Skip to 7 minutes and 10 secondsHere, you can have a look at the game aesthetic. You can see, this looks like a game. This is the space for the user where the user can customise their own avatar and move around a cinema, where the user can watch educational videos. They are some short videos, about three, five minutes. There is a school, as well, where the user can read lessons and can interact with a virtual teacher. And we have a clinic over here, where the user can show to the virtual doctor potential symptoms and can get a guide diagnose.
Skip to 7 minutes and 57 secondsAnd we also use avatars, which means privacy and anonymity, especially for this especially sensitive topic as sexual health. And we have to consider that we are targeting youth. So this is very sensitive. The avatars, as we said, it gives anonymity and freedom to users, and facilitating the access to sensitive information by protecting their identity. But avatars not only is about privacy and anonymity, it also represents an opportunity for changing the behaviour of users for its potential to serve as models. Here there is these publications from ...... about the effect of the avatars on behaviour change.
Skip to 8 minutes and 49 secondsBut in the project, when the user links for the first time, we have the user can choose between four different avatars-- a boy, a girl, an animal, and a condom. And every avatar can be customised. Here, you can see the condom, for example, can be customised-- change colour, change mouth, eyes, the hairstyle decorations and everything. Regarding the interactivity, here you can have a look, an example of how interacts the avatar with a doctor. So for example, a doctor is asking if the avatar has been in contact with someone with chlamydia. And here, the avatar has different answers that the user can choose, and always protecting the privacy of the user.
Skip to 9 minutes and 46 secondsAnother example of interactivity among the project is with the teacher. So the teacher is here, presenting some lessons with text and images. And also, the avatar can interact with a teacher by asking different questions.
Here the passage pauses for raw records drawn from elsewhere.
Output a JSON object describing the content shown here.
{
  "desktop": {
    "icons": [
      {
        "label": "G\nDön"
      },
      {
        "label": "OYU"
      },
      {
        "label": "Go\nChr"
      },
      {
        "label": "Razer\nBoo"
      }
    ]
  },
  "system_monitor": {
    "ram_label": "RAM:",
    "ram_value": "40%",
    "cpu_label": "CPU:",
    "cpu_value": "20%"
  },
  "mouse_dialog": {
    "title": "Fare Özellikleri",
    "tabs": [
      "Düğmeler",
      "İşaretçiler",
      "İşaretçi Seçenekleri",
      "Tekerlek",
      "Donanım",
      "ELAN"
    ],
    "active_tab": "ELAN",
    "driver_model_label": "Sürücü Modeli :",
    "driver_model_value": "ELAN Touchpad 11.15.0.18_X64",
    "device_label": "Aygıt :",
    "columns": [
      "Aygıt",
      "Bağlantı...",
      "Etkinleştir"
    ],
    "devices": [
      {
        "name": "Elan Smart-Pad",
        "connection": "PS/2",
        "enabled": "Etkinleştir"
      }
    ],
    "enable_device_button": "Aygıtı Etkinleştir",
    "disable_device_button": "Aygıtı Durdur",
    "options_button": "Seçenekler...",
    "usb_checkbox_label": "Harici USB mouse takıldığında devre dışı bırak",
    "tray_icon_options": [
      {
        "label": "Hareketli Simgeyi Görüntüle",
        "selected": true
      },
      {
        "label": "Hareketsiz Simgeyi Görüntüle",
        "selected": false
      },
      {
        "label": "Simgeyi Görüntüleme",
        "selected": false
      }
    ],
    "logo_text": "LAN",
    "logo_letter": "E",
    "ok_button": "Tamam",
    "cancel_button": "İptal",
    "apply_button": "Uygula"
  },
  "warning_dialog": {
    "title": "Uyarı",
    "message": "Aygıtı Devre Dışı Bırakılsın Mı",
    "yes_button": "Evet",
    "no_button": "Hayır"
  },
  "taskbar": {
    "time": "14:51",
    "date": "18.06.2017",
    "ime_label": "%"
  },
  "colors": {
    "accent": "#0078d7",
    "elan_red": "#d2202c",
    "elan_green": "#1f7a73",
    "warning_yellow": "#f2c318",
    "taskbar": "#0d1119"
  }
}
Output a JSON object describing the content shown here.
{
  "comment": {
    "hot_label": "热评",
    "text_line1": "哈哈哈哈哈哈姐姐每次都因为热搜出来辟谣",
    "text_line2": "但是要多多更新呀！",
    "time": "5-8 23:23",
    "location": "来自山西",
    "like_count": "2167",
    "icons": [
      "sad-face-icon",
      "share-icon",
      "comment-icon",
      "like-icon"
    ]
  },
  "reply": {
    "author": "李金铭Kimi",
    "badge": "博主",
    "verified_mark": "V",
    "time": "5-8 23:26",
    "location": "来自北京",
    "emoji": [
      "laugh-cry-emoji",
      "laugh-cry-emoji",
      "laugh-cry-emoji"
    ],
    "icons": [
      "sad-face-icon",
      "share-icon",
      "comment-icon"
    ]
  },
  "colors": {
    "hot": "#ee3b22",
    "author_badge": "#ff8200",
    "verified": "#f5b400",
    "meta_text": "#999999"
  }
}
The web application also comes with cinema, where the avatars can watch different educational videos, very short videos from three to five minutes. Where, for example, they can learn how to put a condom properly or what they have to do to ask for an appointment with a doctor.
Skip to 10 minutes and 30 secondsAnd this was about the game, how we use gamification techniques on the project. Now, I want to show you how we are using the social media. So the social media is being used to promote the website to recruit users. We are using basically two channels-- YouTube and Facebook. YouTube is being used to upload all the videos that we have in the cinema, and Facebook is being used with a Facebook fan page, which is called Sjekkdeg.no. And also, we use a advertisement targeting the youth population from north from 13 to 25 years old. And we ask them to like the Facebook fan page of sjekkdeg.no, and also to visit-- we could ask them to visit the website.
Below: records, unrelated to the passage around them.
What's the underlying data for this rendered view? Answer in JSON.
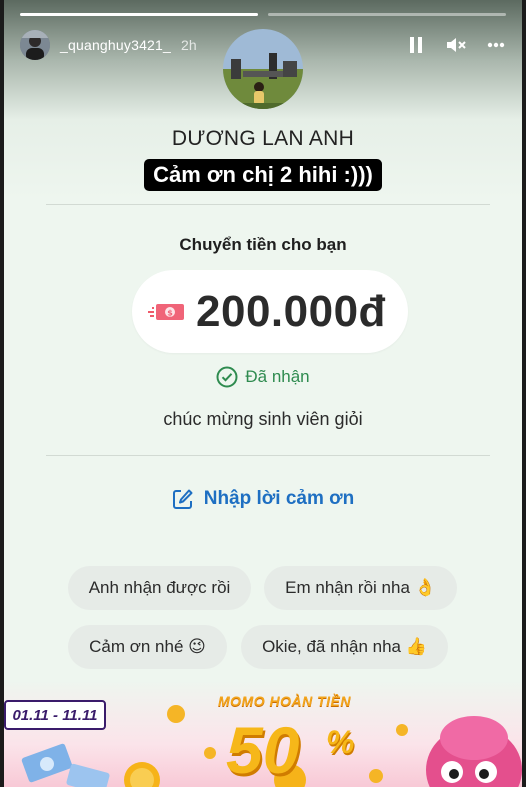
{
  "story": {
    "username": "_quanghuy3421_",
    "time": "2h",
    "progress_segments": [
      1.0,
      0.0
    ],
    "icons": {
      "pause": "pause-icon",
      "mute": "mute-icon",
      "more": "more-icon"
    }
  },
  "transfer": {
    "recipient_name": "DƯƠNG LAN ANH",
    "caption": "Cảm ơn chị 2 hihi :)))",
    "title": "Chuyển tiền cho bạn",
    "amount": "200.000đ",
    "status": "Đã nhận",
    "message": "chúc mừng sinh viên giỏi",
    "thanks_link": "Nhập lời cảm ơn"
  },
  "quick_replies": [
    "Anh nhận được rồi",
    "Em nhận rồi nha 👌",
    "Cảm ơn nhé 😉",
    "Okie, đã nhận nha 👍"
  ],
  "banner": {
    "dates": "01.11 - 11.11",
    "promo": "MOMO HOÀN TIỀN",
    "percent": "50",
    "percent_sign": "%"
  },
  "colors": {
    "status_green": "#2e8b4f",
    "link_blue": "#1e6fc2",
    "caption_bg": "#000000",
    "banner_gold": "#f6b719"
  }
}
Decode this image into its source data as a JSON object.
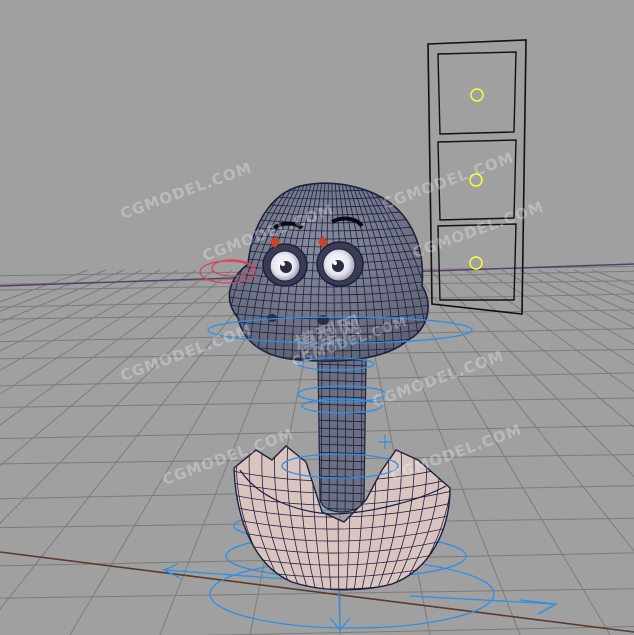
{
  "viewport": {
    "background": "#a0a0a0",
    "grid_color": "#7c7c7c",
    "axis_x_color": "#5a3a2e",
    "axis_z_color": "#5a3d66"
  },
  "model": {
    "shade": "#6d7082",
    "wire": "#1c2140",
    "shell_shade": "#d9c4c0",
    "controller_color": "#2f8fe6",
    "eye_control_color": "#d84060",
    "pin_color": "#cc4422"
  },
  "control_panel": {
    "slider_count": 3,
    "knob_color": "#ffff33"
  },
  "watermark": {
    "text": "CGMODEL.COM",
    "center_text": "模型网"
  }
}
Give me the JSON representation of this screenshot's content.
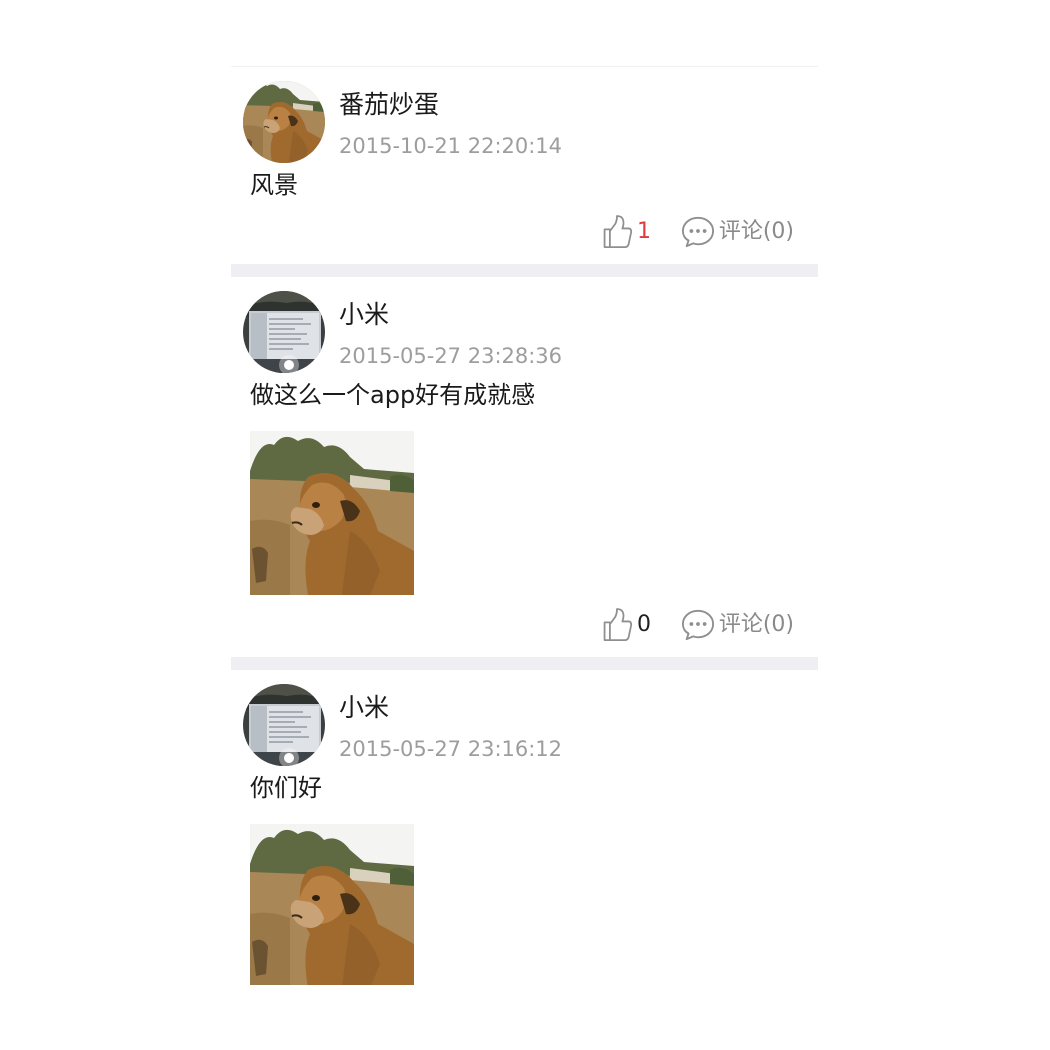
{
  "feed": {
    "posts": [
      {
        "username": "番茄炒蛋",
        "timestamp": "2015-10-21 22:20:14",
        "text": "风景",
        "avatar": "camel-photo",
        "has_image": false,
        "likes": "1",
        "liked": true,
        "comment_label": "评论(0)"
      },
      {
        "username": "小米",
        "timestamp": "2015-05-27 23:28:36",
        "text": "做这么一个app好有成就感",
        "avatar": "monitor-photo",
        "has_image": true,
        "image": "camel-photo",
        "likes": "0",
        "liked": false,
        "comment_label": "评论(0)"
      },
      {
        "username": "小米",
        "timestamp": "2015-05-27 23:16:12",
        "text": "你们好",
        "avatar": "monitor-photo",
        "has_image": true,
        "image": "camel-photo"
      }
    ]
  },
  "colors": {
    "like_active": "#e0393e",
    "like_inactive": "#222222",
    "secondary_text": "#9d9d9d",
    "separator": "#efeff3"
  },
  "icons": {
    "like": "thumbs-up-icon",
    "comment": "chat-bubble-icon"
  }
}
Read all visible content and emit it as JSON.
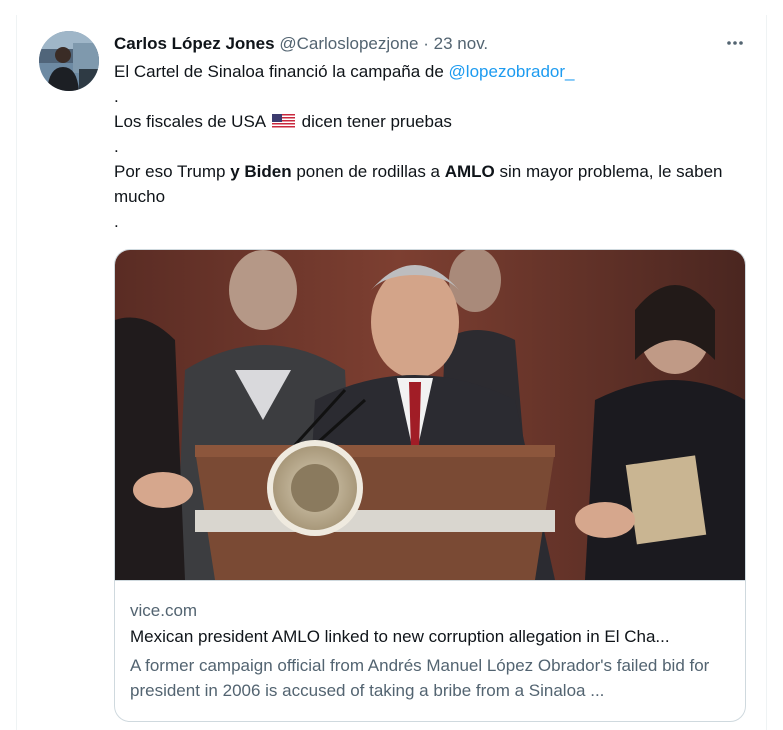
{
  "tweet": {
    "display_name": "Carlos López Jones",
    "handle": "@Carloslopezjone",
    "separator": "·",
    "time": "23 nov.",
    "more_icon": "more-horizontal-icon",
    "lines": {
      "l1_text": "El Cartel de Sinaloa financió la campaña de ",
      "l1_mention": "@lopezobrador_",
      "dot1": ".",
      "l2_before": "Los fiscales de USA ",
      "l2_flag": "us-flag-emoji",
      "l2_after": " dicen tener pruebas",
      "dot2": ".",
      "l3_a": "Por eso Trump ",
      "l3_b": "y Biden",
      "l3_c": " ponen de rodillas a ",
      "l3_d": "AMLO",
      "l3_e": " sin mayor problema, le saben mucho",
      "dot3": "."
    }
  },
  "card": {
    "domain": "vice.com",
    "title": "Mexican president AMLO linked to new corruption allegation in El Cha...",
    "description": "A former campaign official from Andrés Manuel López Obrador's failed bid for president in 2006 is accused of taking a bribe from a Sinaloa ...",
    "image_alt": "man-speaking-at-podium-photo"
  },
  "colors": {
    "text": "#0f1419",
    "secondary": "#536471",
    "link": "#1d9bf0",
    "border": "#cfd9de"
  }
}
How gamification and social media can be used in healthcare
In this video Elia discusses various examples of gamification and their impact on healthcare. She discusses a real-life example for how gaming has been used to improve sexual health among young people in Norway.
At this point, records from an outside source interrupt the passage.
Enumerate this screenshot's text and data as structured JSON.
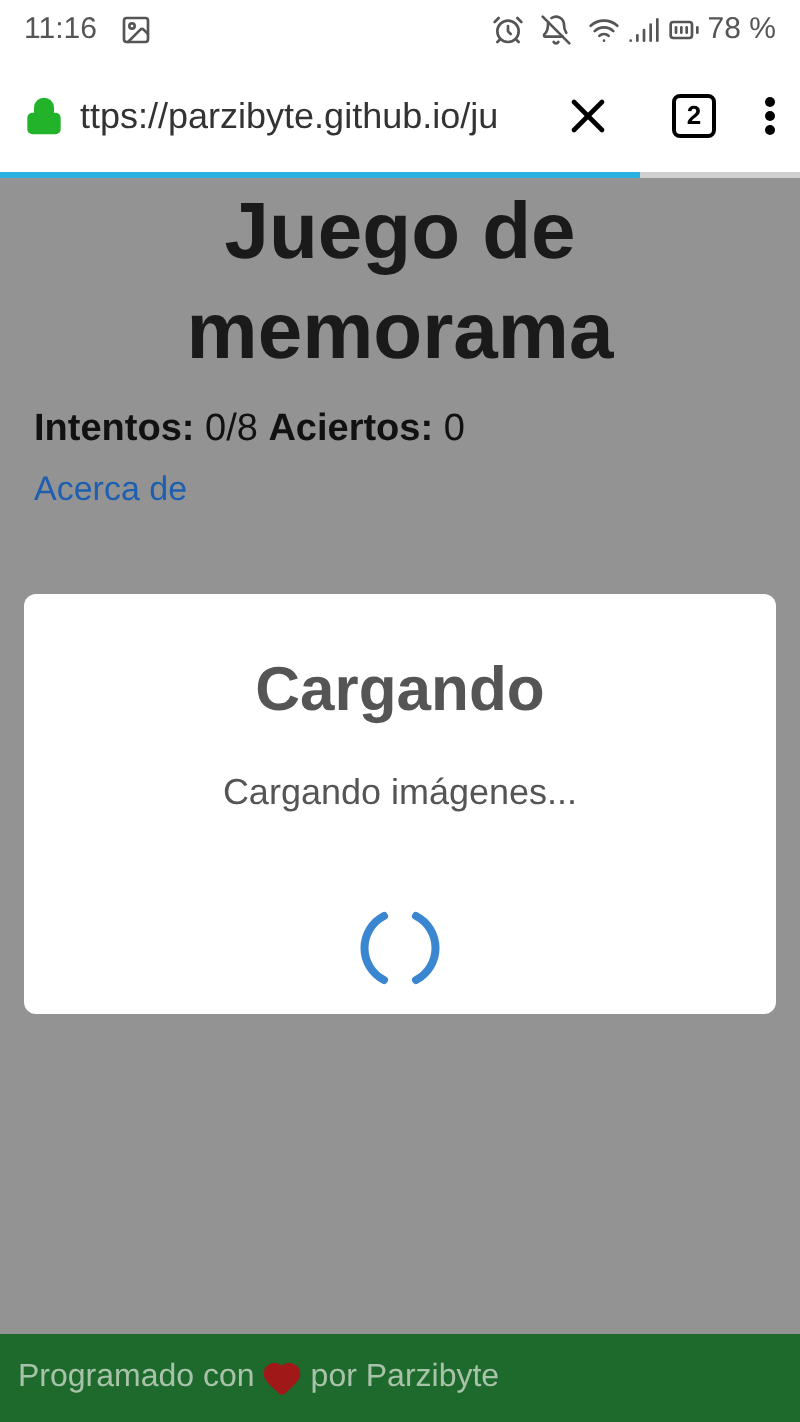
{
  "status_bar": {
    "time": "11:16",
    "battery": "78 %"
  },
  "browser": {
    "url": "ttps://parzibyte.github.io/ju",
    "tab_count": "2",
    "load_progress": {
      "level": 0.8
    }
  },
  "page": {
    "title": "Juego de memorama",
    "stats": "**Intentos:** 0/8 **Aciertos:** 0",
    "about_link": "Acerca de"
  },
  "dialog": {
    "title": "Cargando",
    "message": "Cargando imágenes..."
  },
  "footer": {
    "text_before": "Programado con",
    "text_after": "por Parzibyte"
  }
}
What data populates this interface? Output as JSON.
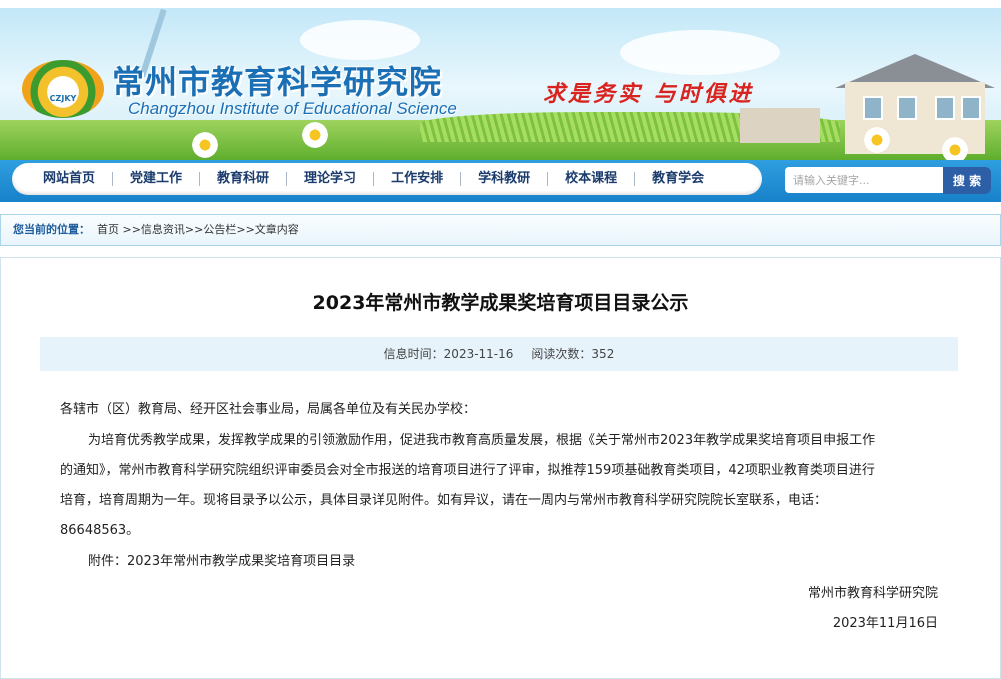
{
  "header": {
    "logo_text": "CZJKY",
    "site_title_cn": "常州市教育科学研究院",
    "site_title_en": "Changzhou Institute of Educational Science",
    "slogan": "求是务实  与时俱进"
  },
  "nav": {
    "items": [
      "网站首页",
      "党建工作",
      "教育科研",
      "理论学习",
      "工作安排",
      "学科教研",
      "校本课程",
      "教育学会"
    ]
  },
  "search": {
    "placeholder": "请输入关键字...",
    "button_label": "搜 索"
  },
  "breadcrumb": {
    "label": "您当前的位置：",
    "trail": "首页 >>信息资讯>>公告栏>>文章内容"
  },
  "article": {
    "title": "2023年常州市教学成果奖培育项目目录公示",
    "meta_date": "信息时间：2023-11-16",
    "meta_views": "阅读次数：352",
    "salutation": "各辖市（区）教育局、经开区社会事业局，局属各单位及有关民办学校：",
    "lines": [
      "为培育优秀教学成果，发挥教学成果的引领激励作用，促进我市教育高质量发展，根据《关于常州市2023年教学成果奖培育项目申报工作",
      "的通知》，常州市教育科学研究院组织评审委员会对全市报送的培育项目进行了评审，拟推荐159项基础教育类项目，42项职业教育类项目进行",
      "培育，培育周期为一年。现将目录予以公示，具体目录详见附件。如有异议，请在一周内与常州市教育科学研究院院长室联系，电话：",
      "86648563。"
    ],
    "attachment": "附件：2023年常州市教学成果奖培育项目目录",
    "signature_org": "常州市教育科学研究院",
    "signature_date": "2023年11月16日"
  },
  "colors": {
    "nav_blue": "#1781c9",
    "title_blue": "#1a6fb5",
    "slogan_red": "#d8231e",
    "search_button": "#2d5fa7"
  }
}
© Taipei Medical University, University Hospital of North Norway